Listen: I acknowledge that for some people – a significant portion of people, even – the army or navy or whatever is actually a very appealing, structured career path that can offer firm barriers to people whose lives perhaps lack them, and also can train you to run really fast while carrying a heavy backpack, which is a fundamentally useful skill. What, are we all meant to work in offices are we? Churning out content all the time? No: for some people, very slowly tinkering with a tank all day, climbing over an obstacle and going to bed when someone aggressively shouts at you to do that is: good. Let them have it. Let them have army.

That said, I’ve always been a little uncomfortable with the whole idea of an army recruitment drive: there’s just something unsettling about a 30-second advert reminding me about war halfway through a 4OD Peep Show binge, some lad in a beret saluting at the camera on a gunmetal-grey island somewhere while I’m just trying to forgive Orange for deleting the twins. Some people are good at army, and let them, I say. But I don’t want to put a beret on and be yelled at, so please stop trying to recruit me.


So is it, fundamentally, a Good Thing that the army has absolutely no idea how to talk to young people? From my cynical ‘no thanks, army!’ point of view, yes: literally no 19-year-old alive is going to look at this advert and go, ‘You know what: I do look at my phone too much. Get me a uniform, right now! I don’t want this PS4 anymore! Shoot it with a gun!’ If army recruitment propaganda dips to a low and ineffective level, then… good? That’s… good? I can live with that?

Anyway, I’ll use this bit for some jokes about how snowflakes would fare in the army: badly. The answer is, ‘badly’. But then I’d like to see most non-army people thrive in such conditions: you think Piers Morgan would do well at army? He’d puke up on the first practise run and end up going red the first time someone talks over him. Piers Morgan, in the kit room, sobbing because he can’t do up his fatigues. Piers Morgan, stuck at the top of a rope climb, unable to get down, a thin hot trickle of urine pouring out of his trouser leg. Piers Morgan can not bring himself to gulp a hot wet egg out of a ration sachet. Piers Morgan going Full Metal Jacket after everyone else beats him with soap. Piers Morgan, slumped on a toilet before a wall full of blood. The army is good for some people, sure. But I’m not sure going after easily offended people by calling them ‘wetlad snowflakes’ is exactly the right way of boosting the ranks.
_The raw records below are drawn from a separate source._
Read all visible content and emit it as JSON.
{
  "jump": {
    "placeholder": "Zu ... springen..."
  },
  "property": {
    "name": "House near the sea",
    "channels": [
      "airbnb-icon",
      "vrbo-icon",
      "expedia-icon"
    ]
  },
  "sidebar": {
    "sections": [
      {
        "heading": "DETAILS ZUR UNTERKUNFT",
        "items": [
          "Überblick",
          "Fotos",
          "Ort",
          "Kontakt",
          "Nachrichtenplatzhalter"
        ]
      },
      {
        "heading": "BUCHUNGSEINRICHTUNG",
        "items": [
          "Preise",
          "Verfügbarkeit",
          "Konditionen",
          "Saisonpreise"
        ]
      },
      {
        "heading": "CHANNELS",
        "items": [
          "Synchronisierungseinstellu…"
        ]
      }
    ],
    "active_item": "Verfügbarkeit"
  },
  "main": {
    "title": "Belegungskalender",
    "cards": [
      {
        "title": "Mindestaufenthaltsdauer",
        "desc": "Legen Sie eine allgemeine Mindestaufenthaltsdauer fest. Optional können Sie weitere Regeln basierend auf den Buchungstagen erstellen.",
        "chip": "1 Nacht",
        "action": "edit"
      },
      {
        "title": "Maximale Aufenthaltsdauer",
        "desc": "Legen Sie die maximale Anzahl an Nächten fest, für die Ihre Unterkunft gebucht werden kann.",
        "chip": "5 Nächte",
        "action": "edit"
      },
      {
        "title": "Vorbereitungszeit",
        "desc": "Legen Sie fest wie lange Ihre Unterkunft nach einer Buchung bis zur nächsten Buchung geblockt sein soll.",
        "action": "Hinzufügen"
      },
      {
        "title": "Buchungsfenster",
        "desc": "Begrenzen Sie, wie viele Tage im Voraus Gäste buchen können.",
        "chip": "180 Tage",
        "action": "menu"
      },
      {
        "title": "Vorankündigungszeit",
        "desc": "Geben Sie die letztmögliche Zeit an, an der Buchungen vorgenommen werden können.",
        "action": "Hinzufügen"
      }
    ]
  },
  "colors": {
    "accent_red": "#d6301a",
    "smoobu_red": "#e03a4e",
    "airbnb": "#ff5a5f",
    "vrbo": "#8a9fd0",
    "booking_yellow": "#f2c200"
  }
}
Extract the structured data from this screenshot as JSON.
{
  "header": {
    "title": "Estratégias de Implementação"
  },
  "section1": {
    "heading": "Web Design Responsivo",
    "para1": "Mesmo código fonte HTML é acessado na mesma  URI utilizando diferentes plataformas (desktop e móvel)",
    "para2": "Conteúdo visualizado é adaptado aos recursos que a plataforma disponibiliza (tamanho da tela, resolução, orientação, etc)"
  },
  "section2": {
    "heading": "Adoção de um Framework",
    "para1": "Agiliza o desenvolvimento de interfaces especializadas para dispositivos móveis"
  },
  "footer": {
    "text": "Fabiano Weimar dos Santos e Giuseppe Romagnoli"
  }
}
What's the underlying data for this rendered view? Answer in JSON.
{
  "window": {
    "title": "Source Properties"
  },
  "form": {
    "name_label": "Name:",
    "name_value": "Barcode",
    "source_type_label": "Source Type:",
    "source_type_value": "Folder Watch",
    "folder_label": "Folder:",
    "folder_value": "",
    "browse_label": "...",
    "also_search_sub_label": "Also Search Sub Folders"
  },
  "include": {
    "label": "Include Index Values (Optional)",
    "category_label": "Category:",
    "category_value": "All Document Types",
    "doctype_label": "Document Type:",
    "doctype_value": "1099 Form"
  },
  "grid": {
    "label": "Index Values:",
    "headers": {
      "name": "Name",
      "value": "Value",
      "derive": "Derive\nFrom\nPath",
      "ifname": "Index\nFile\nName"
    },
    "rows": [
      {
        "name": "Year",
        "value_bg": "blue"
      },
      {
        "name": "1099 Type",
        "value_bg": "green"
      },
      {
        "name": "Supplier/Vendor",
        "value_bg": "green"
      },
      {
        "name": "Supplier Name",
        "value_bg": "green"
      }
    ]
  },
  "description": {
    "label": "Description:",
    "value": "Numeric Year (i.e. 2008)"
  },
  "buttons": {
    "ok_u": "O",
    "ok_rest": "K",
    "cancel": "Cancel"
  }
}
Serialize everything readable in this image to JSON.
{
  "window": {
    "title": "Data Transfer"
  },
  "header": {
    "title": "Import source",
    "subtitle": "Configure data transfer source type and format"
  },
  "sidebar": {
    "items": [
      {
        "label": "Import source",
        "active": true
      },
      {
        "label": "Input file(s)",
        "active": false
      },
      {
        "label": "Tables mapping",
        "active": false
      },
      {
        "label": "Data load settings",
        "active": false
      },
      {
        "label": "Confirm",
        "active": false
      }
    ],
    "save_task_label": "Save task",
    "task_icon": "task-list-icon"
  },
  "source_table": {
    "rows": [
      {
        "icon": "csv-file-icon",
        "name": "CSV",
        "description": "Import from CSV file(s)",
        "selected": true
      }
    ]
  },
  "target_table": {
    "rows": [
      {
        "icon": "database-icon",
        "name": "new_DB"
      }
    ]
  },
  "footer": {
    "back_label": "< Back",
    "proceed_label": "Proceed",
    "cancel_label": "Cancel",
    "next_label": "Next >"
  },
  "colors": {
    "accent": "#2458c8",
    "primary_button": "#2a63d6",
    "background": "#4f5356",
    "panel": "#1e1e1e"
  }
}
Here's Alhan doing war it's about as close to 'snowflakes in the army' as you're ever going to get

This article originally appeared on VICE UK.